[Raw data — start]
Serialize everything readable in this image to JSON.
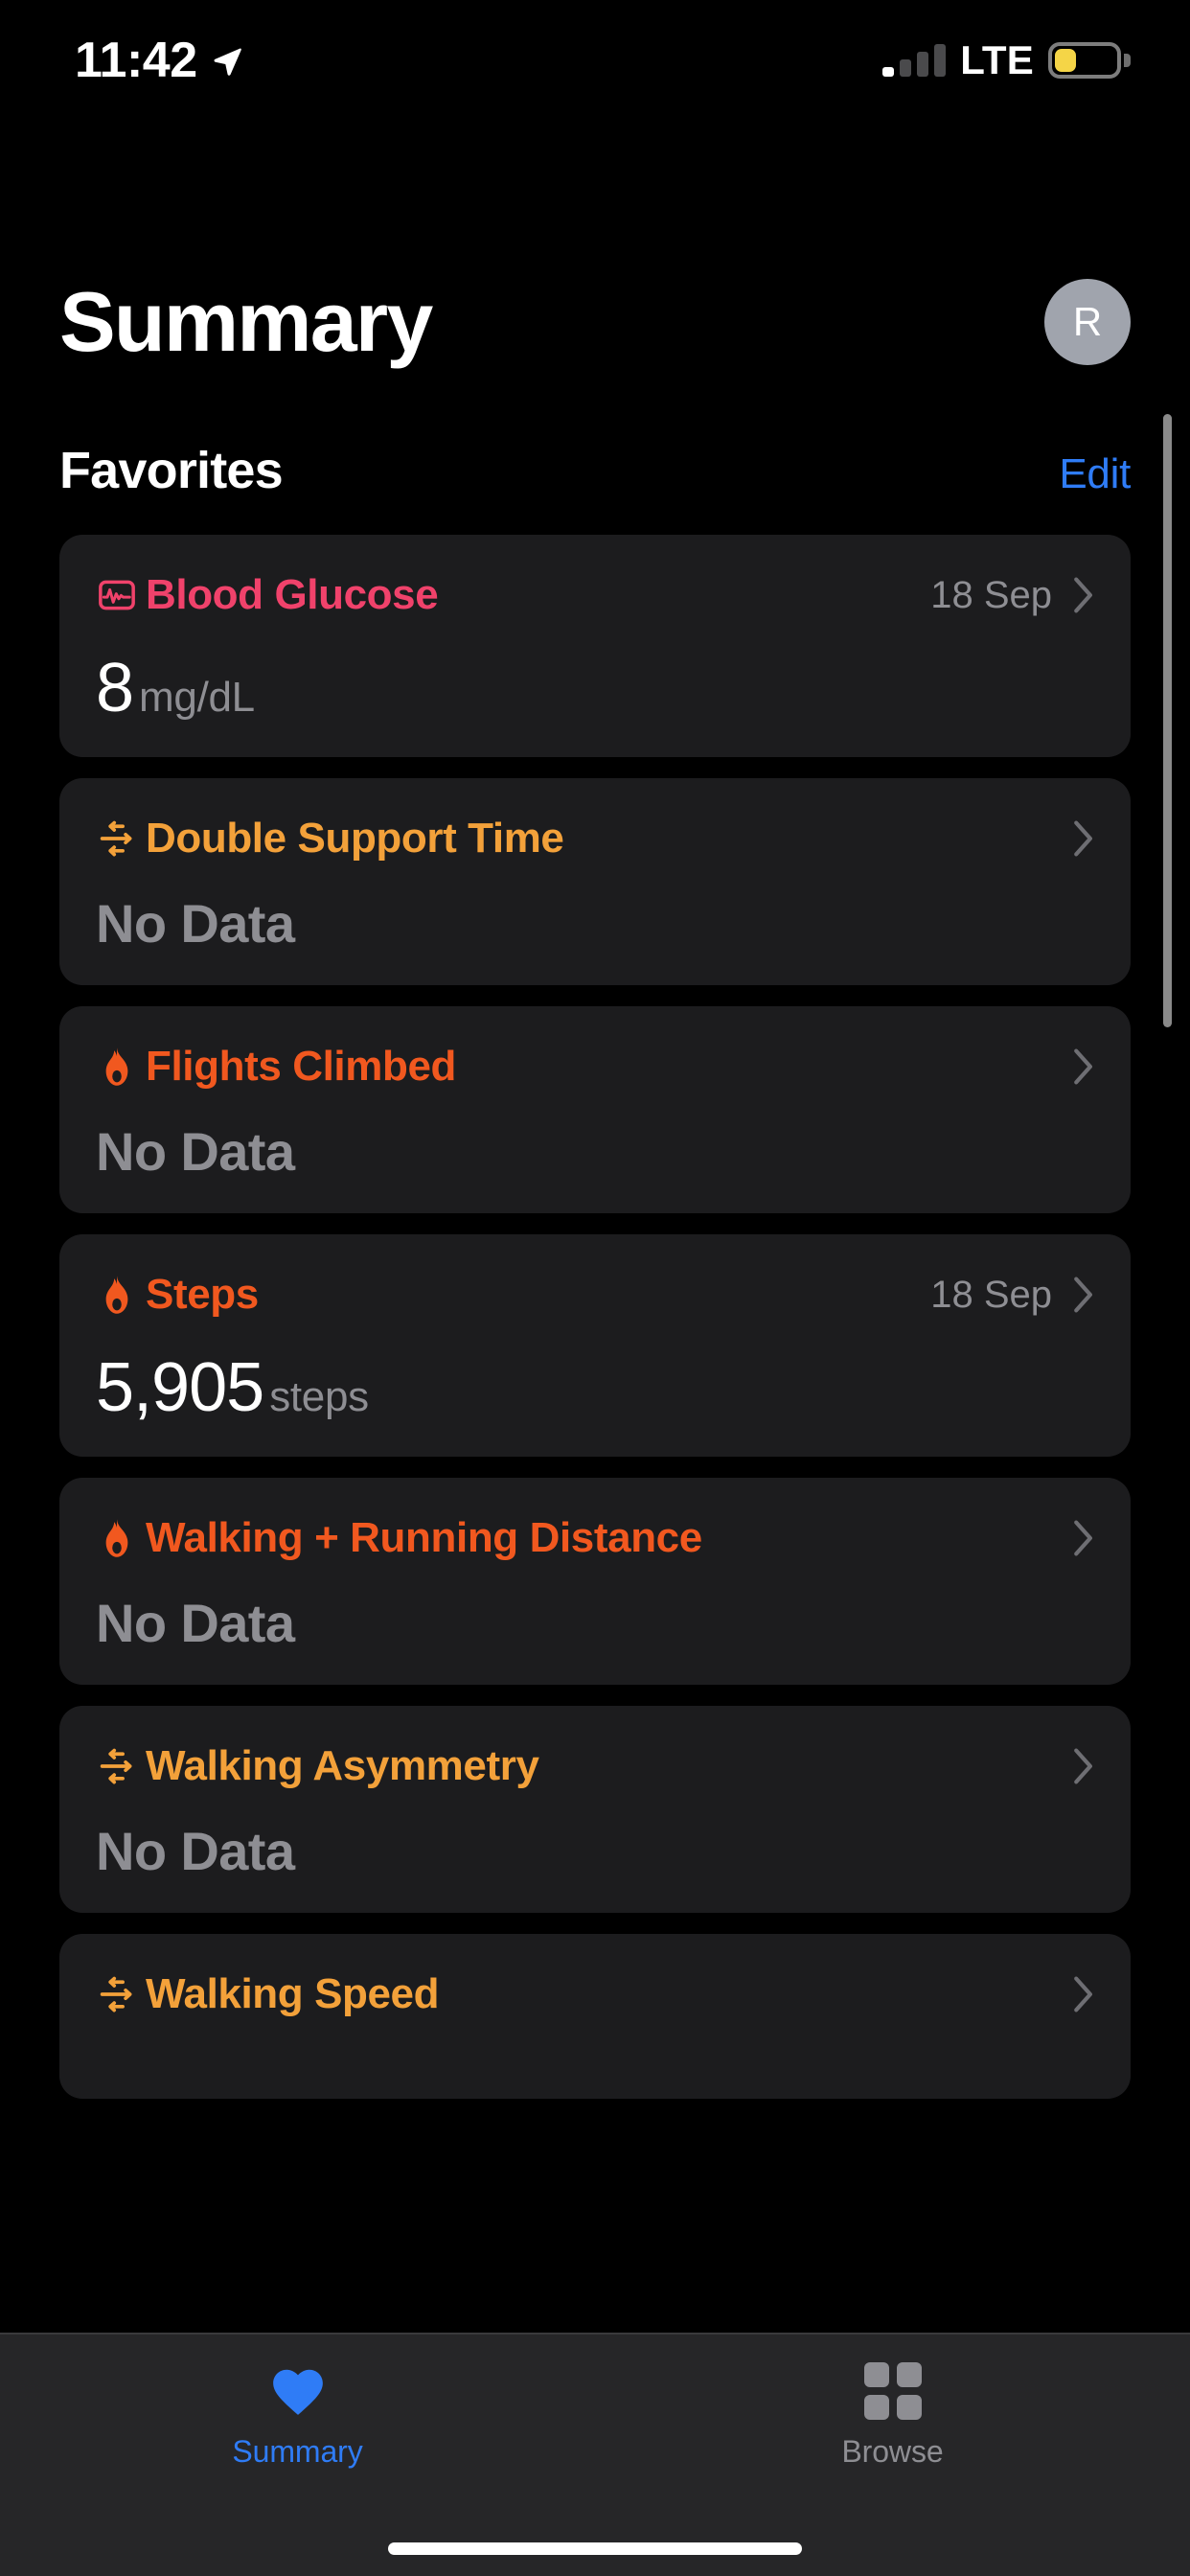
{
  "status_bar": {
    "time": "11:42",
    "location_icon": "location-arrow-icon",
    "carrier": "LTE",
    "signal_bars_filled": 1,
    "signal_bars_total": 4,
    "battery_percent": 35,
    "battery_color": "#F5D547",
    "low_power_mode": true
  },
  "header": {
    "title": "Summary",
    "avatar_initial": "R"
  },
  "section": {
    "title": "Favorites",
    "edit_label": "Edit",
    "edit_color": "#2F7CF6"
  },
  "favorites": [
    {
      "title": "Blood Glucose",
      "icon": "ecg-waveform-icon",
      "color": "#F0426B",
      "date": "18 Sep",
      "value": "8",
      "unit": "mg/dL",
      "has_data": true
    },
    {
      "title": "Double Support Time",
      "icon": "mobility-arrows-icon",
      "color": "#F3A13A",
      "date": "",
      "value": "No Data",
      "unit": "",
      "has_data": false
    },
    {
      "title": "Flights Climbed",
      "icon": "flame-icon",
      "color": "#F1581F",
      "date": "",
      "value": "No Data",
      "unit": "",
      "has_data": false
    },
    {
      "title": "Steps",
      "icon": "flame-icon",
      "color": "#F1581F",
      "date": "18 Sep",
      "value": "5,905",
      "unit": "steps",
      "has_data": true
    },
    {
      "title": "Walking + Running Distance",
      "icon": "flame-icon",
      "color": "#F1581F",
      "date": "",
      "value": "No Data",
      "unit": "",
      "has_data": false
    },
    {
      "title": "Walking Asymmetry",
      "icon": "mobility-arrows-icon",
      "color": "#F3A13A",
      "date": "",
      "value": "No Data",
      "unit": "",
      "has_data": false
    },
    {
      "title": "Walking Speed",
      "icon": "mobility-arrows-icon",
      "color": "#F3A13A",
      "date": "",
      "value": "",
      "unit": "",
      "has_data": false
    }
  ],
  "tab_bar": {
    "tabs": [
      {
        "label": "Summary",
        "icon": "heart-icon",
        "active": true,
        "color": "#2F7CF6"
      },
      {
        "label": "Browse",
        "icon": "grid-squares-icon",
        "active": false,
        "color": "#8E8E93"
      }
    ]
  }
}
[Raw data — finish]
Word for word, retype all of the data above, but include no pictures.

Serialize everything readable in this image to JSON.
{
  "status_bar": {
    "time": "11:42",
    "location_icon": "location-arrow-icon",
    "carrier": "LTE",
    "signal_bars_filled": 1,
    "signal_bars_total": 4,
    "battery_percent": 35,
    "battery_color": "#F5D547",
    "low_power_mode": true
  },
  "header": {
    "title": "Summary",
    "avatar_initial": "R"
  },
  "section": {
    "title": "Favorites",
    "edit_label": "Edit",
    "edit_color": "#2F7CF6"
  },
  "favorites": [
    {
      "title": "Blood Glucose",
      "icon": "ecg-waveform-icon",
      "color": "#F0426B",
      "date": "18 Sep",
      "value": "8",
      "unit": "mg/dL",
      "has_data": true
    },
    {
      "title": "Double Support Time",
      "icon": "mobility-arrows-icon",
      "color": "#F3A13A",
      "date": "",
      "value": "No Data",
      "unit": "",
      "has_data": false
    },
    {
      "title": "Flights Climbed",
      "icon": "flame-icon",
      "color": "#F1581F",
      "date": "",
      "value": "No Data",
      "unit": "",
      "has_data": false
    },
    {
      "title": "Steps",
      "icon": "flame-icon",
      "color": "#F1581F",
      "date": "18 Sep",
      "value": "5,905",
      "unit": "steps",
      "has_data": true
    },
    {
      "title": "Walking + Running Distance",
      "icon": "flame-icon",
      "color": "#F1581F",
      "date": "",
      "value": "No Data",
      "unit": "",
      "has_data": false
    },
    {
      "title": "Walking Asymmetry",
      "icon": "mobility-arrows-icon",
      "color": "#F3A13A",
      "date": "",
      "value": "No Data",
      "unit": "",
      "has_data": false
    },
    {
      "title": "Walking Speed",
      "icon": "mobility-arrows-icon",
      "color": "#F3A13A",
      "date": "",
      "value": "",
      "unit": "",
      "has_data": false
    }
  ],
  "tab_bar": {
    "tabs": [
      {
        "label": "Summary",
        "icon": "heart-icon",
        "active": true,
        "color": "#2F7CF6"
      },
      {
        "label": "Browse",
        "icon": "grid-squares-icon",
        "active": false,
        "color": "#8E8E93"
      }
    ]
  }
}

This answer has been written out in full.